Count the lines below that contain the word "JSON", and reply with only that number.

** Stored data follows **

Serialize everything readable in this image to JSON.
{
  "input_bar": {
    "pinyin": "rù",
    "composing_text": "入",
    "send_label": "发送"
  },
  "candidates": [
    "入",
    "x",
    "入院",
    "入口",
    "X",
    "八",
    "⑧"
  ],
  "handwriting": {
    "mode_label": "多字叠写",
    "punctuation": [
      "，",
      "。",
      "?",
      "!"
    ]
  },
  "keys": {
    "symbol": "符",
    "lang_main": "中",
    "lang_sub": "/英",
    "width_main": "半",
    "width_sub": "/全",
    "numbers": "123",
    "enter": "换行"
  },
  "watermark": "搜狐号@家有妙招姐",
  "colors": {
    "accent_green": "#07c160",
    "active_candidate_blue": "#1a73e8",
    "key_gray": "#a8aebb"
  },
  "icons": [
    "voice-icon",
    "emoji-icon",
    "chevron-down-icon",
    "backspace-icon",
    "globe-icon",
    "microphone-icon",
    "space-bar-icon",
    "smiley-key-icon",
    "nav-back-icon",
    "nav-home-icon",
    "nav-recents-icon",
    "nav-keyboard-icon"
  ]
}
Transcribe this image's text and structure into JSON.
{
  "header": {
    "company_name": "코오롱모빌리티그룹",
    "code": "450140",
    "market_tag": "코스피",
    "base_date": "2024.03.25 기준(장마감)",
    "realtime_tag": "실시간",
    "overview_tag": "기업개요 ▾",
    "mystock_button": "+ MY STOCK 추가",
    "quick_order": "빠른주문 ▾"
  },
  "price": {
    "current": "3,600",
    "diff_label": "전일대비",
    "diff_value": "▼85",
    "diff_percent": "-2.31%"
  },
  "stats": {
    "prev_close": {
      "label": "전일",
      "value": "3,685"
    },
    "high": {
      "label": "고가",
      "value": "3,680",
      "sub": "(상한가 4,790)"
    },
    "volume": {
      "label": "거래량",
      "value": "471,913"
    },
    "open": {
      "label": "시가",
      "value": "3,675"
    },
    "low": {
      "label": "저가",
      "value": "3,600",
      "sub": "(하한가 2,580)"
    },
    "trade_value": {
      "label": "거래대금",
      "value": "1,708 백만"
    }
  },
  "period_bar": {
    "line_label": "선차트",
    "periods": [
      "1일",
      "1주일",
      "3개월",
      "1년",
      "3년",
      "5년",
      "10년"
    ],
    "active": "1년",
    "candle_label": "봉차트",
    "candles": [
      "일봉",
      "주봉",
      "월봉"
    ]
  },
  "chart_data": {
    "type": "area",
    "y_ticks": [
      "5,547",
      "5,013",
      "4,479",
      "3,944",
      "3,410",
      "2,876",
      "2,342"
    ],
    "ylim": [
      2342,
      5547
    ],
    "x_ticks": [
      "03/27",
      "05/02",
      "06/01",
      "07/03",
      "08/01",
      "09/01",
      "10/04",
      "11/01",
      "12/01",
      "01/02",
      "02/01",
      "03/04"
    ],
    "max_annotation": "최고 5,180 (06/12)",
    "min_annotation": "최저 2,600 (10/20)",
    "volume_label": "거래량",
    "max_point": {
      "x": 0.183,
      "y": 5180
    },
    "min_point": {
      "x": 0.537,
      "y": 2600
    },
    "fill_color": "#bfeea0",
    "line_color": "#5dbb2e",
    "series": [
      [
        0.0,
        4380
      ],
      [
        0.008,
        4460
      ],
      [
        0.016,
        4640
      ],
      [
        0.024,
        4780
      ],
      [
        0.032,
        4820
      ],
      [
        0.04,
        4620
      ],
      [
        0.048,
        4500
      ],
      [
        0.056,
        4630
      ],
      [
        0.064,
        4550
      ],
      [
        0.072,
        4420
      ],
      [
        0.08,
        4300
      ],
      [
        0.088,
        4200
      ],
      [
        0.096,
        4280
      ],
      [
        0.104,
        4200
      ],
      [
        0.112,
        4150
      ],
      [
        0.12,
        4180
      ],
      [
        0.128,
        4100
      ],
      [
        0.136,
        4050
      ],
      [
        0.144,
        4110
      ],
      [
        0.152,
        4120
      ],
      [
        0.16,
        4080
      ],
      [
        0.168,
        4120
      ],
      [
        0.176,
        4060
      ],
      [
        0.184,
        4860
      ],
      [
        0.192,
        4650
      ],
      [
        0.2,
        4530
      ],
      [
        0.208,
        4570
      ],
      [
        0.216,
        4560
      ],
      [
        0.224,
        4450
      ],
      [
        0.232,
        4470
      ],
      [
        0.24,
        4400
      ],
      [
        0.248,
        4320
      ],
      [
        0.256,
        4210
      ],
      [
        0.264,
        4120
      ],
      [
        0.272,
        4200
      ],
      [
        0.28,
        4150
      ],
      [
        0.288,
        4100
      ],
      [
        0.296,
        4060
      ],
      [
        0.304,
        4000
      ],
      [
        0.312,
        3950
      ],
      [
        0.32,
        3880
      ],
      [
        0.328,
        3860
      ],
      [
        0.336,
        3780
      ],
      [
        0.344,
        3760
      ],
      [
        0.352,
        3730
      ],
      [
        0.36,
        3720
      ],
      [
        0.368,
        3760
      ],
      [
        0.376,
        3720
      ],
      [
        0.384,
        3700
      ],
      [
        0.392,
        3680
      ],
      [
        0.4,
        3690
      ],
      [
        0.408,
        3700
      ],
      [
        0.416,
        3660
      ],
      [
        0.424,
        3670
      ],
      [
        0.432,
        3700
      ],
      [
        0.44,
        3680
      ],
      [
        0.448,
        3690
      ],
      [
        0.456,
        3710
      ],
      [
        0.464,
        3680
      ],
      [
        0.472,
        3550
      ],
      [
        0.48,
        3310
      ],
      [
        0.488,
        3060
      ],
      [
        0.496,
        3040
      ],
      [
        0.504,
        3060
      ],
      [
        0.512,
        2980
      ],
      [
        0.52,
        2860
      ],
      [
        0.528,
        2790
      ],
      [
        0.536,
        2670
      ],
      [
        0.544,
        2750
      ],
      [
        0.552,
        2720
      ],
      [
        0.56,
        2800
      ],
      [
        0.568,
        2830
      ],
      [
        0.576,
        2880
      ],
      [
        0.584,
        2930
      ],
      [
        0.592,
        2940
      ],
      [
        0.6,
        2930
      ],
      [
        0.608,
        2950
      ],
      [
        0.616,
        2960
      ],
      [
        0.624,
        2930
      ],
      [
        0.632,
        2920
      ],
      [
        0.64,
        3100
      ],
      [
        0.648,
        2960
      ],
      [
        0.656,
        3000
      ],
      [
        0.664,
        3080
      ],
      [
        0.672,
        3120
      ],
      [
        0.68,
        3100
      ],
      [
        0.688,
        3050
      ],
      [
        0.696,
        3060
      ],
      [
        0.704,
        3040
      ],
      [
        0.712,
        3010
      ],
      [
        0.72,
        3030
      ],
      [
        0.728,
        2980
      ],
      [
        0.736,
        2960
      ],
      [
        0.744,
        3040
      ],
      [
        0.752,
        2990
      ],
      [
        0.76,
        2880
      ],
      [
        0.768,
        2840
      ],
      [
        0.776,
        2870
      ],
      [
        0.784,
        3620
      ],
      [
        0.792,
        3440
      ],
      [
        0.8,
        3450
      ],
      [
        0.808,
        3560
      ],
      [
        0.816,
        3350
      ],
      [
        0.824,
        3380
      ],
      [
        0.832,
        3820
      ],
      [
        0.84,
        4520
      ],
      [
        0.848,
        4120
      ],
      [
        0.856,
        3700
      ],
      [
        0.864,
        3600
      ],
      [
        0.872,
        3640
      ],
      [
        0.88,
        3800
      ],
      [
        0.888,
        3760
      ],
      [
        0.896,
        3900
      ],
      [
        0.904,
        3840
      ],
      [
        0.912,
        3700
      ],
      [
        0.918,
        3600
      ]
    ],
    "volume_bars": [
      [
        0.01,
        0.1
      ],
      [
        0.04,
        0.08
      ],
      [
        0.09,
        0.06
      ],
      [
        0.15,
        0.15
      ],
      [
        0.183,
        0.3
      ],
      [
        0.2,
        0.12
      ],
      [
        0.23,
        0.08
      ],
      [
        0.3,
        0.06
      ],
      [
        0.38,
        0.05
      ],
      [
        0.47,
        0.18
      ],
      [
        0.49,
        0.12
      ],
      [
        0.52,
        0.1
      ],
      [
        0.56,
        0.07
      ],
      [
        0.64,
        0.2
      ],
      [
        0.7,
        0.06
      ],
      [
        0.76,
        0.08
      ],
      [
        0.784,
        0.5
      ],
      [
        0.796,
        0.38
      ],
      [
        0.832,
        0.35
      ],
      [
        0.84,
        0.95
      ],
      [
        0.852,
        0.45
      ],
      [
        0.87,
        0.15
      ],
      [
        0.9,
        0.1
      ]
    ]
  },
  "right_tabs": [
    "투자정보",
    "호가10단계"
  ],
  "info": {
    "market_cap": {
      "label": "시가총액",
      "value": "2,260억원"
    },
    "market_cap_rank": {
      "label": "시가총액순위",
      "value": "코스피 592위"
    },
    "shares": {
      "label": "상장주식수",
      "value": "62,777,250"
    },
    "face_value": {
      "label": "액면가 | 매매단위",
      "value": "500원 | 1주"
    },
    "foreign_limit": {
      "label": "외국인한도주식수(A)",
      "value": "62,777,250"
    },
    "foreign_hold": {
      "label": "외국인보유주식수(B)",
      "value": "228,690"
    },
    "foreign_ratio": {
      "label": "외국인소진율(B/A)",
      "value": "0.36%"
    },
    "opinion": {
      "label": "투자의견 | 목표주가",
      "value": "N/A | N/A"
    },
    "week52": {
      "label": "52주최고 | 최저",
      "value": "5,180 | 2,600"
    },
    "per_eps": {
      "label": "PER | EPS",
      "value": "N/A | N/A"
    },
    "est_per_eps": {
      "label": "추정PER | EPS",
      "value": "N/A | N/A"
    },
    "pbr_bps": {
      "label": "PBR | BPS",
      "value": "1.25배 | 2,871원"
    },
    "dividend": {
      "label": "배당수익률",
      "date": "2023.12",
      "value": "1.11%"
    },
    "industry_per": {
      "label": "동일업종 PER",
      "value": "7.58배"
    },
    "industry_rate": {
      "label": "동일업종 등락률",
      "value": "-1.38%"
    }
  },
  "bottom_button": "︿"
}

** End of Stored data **

== Response box ==
2